|37000 Feet||Browse and search NASA's
Aviation Safety Reporting System
|Local Time Of Day||0601 To 1200|
|Locale Reference||airport : mia.airport|
|Altitude||agl single value : 0|
|Controlling Facilities||tower : mia.tower|
|Operator||common carrier : air carrier|
|Make Model Name||B727-200|
|Operating Under FAR Part||Part 121|
|Flight Phase||landing other|
|Affiliation||company : air carrier|
|Function||flight attendant : on duty|
|Qualification||flight attendant : currently qualified|
flight attendant aircraft qualified on : 6
|Experience||flight attendant time airline total : 9|
flight attendant time total : 9
flight attendant time type : 60
|Affiliation||company : air carrier|
|Function||flight crew : captain|
oversight : pic
|Qualification||pilot : atp|
|Anomaly||aircraft equipment problem : critical|
|Independent Detector||other flight crewa|
other other : cab #1
|Resolutory Action||flight crew : declared emergency|
flight crew : landed in emergency condition
Flight Crew Human Performance

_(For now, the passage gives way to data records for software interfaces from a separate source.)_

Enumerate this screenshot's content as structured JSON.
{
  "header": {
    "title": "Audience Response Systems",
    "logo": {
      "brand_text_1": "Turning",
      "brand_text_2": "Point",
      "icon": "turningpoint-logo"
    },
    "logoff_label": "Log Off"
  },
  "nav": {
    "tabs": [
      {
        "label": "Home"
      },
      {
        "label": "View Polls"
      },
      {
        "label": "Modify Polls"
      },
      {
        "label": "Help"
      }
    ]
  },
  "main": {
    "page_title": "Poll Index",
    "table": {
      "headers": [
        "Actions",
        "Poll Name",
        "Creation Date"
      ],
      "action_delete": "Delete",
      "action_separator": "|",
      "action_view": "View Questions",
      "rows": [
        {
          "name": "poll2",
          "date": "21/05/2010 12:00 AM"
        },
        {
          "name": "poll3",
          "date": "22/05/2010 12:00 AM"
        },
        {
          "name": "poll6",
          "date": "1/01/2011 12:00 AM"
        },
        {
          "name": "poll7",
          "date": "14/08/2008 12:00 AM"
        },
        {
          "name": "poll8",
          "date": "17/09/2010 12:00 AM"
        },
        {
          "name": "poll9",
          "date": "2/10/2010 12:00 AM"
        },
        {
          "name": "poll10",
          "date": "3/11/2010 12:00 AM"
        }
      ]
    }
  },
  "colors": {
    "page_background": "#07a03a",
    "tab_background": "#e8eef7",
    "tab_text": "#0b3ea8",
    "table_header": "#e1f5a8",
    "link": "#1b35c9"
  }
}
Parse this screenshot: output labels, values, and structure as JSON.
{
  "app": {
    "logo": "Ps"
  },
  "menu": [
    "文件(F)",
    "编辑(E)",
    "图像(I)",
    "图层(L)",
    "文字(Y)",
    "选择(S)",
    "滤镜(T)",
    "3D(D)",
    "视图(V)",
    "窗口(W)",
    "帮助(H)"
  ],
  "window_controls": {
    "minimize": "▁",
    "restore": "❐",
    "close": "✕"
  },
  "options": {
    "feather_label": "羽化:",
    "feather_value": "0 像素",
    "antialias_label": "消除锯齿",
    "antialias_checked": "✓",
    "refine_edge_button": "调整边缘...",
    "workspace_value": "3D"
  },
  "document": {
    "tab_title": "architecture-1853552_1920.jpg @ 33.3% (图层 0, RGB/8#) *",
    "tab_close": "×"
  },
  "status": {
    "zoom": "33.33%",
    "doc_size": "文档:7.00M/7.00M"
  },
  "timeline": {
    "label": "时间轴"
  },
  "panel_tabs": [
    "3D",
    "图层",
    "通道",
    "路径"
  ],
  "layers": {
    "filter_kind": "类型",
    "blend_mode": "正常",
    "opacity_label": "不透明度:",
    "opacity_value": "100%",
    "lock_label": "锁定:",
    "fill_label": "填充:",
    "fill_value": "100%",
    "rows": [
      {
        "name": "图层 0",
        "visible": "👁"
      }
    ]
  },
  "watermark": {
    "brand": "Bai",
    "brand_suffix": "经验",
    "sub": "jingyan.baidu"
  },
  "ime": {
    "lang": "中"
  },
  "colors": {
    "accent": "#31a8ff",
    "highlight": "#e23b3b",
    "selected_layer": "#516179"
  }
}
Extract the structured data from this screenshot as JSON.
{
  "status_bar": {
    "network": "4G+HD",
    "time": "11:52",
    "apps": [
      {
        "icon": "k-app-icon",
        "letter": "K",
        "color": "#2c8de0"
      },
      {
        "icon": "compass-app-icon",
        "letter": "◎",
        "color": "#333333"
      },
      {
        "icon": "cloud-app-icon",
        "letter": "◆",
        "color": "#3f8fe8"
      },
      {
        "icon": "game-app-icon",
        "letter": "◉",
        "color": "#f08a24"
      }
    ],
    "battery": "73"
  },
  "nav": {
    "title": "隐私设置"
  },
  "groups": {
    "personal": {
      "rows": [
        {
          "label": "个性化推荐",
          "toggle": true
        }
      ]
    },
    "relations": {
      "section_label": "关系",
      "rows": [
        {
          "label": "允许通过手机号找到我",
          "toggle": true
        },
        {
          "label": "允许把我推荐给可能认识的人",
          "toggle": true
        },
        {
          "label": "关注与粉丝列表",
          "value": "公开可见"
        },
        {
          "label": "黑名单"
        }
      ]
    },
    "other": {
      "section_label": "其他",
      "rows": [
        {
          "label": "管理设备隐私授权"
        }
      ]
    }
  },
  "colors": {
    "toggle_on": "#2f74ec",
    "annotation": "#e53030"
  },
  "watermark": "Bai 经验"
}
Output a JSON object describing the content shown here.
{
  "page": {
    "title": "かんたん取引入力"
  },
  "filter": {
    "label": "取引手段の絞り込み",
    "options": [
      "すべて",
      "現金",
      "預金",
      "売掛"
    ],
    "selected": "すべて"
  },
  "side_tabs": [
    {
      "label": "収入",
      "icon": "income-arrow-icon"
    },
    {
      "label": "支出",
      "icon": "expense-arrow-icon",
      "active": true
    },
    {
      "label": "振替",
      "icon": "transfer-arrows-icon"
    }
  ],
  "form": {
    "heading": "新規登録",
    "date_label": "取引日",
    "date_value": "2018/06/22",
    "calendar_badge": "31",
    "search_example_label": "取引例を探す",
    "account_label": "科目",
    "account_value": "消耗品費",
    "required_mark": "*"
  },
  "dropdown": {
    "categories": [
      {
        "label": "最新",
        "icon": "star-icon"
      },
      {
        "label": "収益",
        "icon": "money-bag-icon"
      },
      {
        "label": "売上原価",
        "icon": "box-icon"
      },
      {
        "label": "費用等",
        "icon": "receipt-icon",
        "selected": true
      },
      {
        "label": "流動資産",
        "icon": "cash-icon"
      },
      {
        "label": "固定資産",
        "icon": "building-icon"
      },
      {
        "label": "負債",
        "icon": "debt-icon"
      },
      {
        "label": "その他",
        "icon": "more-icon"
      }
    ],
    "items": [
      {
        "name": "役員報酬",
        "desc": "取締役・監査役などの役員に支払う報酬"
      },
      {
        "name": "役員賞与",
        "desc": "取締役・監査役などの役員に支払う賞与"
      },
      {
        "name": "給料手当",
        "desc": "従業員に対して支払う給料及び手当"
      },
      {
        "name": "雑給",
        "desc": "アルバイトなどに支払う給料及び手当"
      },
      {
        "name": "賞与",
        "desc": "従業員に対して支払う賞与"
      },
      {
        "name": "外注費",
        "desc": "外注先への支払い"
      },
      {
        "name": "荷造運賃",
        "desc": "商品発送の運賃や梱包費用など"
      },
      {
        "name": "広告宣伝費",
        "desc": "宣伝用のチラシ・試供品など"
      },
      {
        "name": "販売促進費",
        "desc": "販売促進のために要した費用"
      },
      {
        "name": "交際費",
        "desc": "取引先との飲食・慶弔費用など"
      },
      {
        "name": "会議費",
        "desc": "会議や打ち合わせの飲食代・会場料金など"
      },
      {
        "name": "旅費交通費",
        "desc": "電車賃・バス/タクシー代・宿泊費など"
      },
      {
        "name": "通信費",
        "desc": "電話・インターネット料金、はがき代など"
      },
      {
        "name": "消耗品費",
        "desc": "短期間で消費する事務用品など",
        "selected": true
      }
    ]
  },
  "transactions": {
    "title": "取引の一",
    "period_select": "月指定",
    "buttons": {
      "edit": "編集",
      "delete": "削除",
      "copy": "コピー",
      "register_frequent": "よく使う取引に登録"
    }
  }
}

As soon as we landed, the captain made a PA to inform the passenger that they had noticed an 'indication' on the panel and had therefore requested that fire trucks meet and escort us. At no point, since the moment they became aware of the potential emergency situation to the moment in which the PA was made, did the captain or any other cockpit crew member notify the purser or any other flight attendant of any kind of a problem. We knew nothing about it, didn't know what was going on, didn't even know if there was a possibility of an evacuate/evacuation. Once at the terminal building, the captain did not conduct any debriefing with the flight attendant crew. However, we were made aware of the seriousness of the mechanical problem through the remark made by the flight engineer. He said they were too busy going over their checklist to call anybody and, he added, 'be thankful we saved your lives.' it is worth mentioning that the engineer himself went to the aft galley area of the aircraft prior to landing and asked the flight attendants if they had noticed the area getting unusually hot. He added nothing else, explained nothing. Consequently, there was time to inform us of the potential danger. There is always time to include the flight attendants on safety matters. There is no excuse for this lack of communication and total disregard towards the cabin crew.
Original NASA ASRS Text
Title: CABIN ATTENDANT RPT, B727-200, SDQ-MIA. EMER LNDG, CABIN ATTENDANTS AND PAX NEVER INFORMED BY CAPT UNTIL AFTER LNDG, WHEN EMER FIRE TRUCKS MET FLT. NO COM, COORD.
Narrative: AS SOON AS WE LANDED, THE CAPT MADE A PA TO INFORM THE PAX THAT THEY HAD NOTICED AN 'INDICATION' ON THE PANEL AND HAD THEREFORE REQUESTED THAT FIRE TRUCKS MEET AND ESCORT US. AT NO POINT, SINCE THE MOMENT THEY BECAME AWARE OF THE POTENTIAL EMER SIT TO THE MOMENT IN WHICH THE PA WAS MADE, DID THE CAPT OR ANY OTHER COCKPIT CREW MEMBER NOTIFY THE PURSER OR ANY OTHER FLT ATTENDANT OF ANY KIND OF A PROB. WE KNEW NOTHING ABOUT IT, DIDN'T KNOW WHAT WAS GOING ON, DIDN'T EVEN KNOW IF THERE WAS A POSSIBILITY OF AN EVAC. ONCE AT THE TERMINAL BUILDING, THE CAPT DID NOT CONDUCT ANY DEBRIEFING WITH THE FLT ATTENDANT CREW. HOWEVER, WE WERE MADE AWARE OF THE SERIOUSNESS OF THE MECHANICAL PROB THROUGH THE REMARK MADE BY THE FE. HE SAID THEY WERE TOO BUSY GOING OVER THEIR CHKLIST TO CALL ANYBODY AND, HE ADDED, 'BE THANKFUL WE SAVED YOUR LIVES.' IT IS WORTH MENTIONING THAT THE ENGINEER HIMSELF WENT TO THE AFT GALLEY AREA OF THE ACFT PRIOR TO LNDG AND ASKED THE FLT ATTENDANTS IF THEY HAD NOTICED THE AREA GETTING UNUSUALLY HOT. HE ADDED NOTHING ELSE, EXPLAINED NOTHING. CONSEQUENTLY, THERE WAS TIME TO INFORM US OF THE POTENTIAL DANGER. THERE IS ALWAYS TIME TO INCLUDE THE FLT ATTENDANTS ON SAFETY MATTERS. THERE IS NO EXCUSE FOR THIS LACK OF COM AND TOTAL DISREGARD TOWARDS THE CABIN CREW.
Data retrieved from NASA's ASRS site as of July 2007 and automatically converted to unabbreviated mixed upper/lowercase text. This report is for informational purposes with no guarantee of accuracy. See NASA's ASRS site for official report.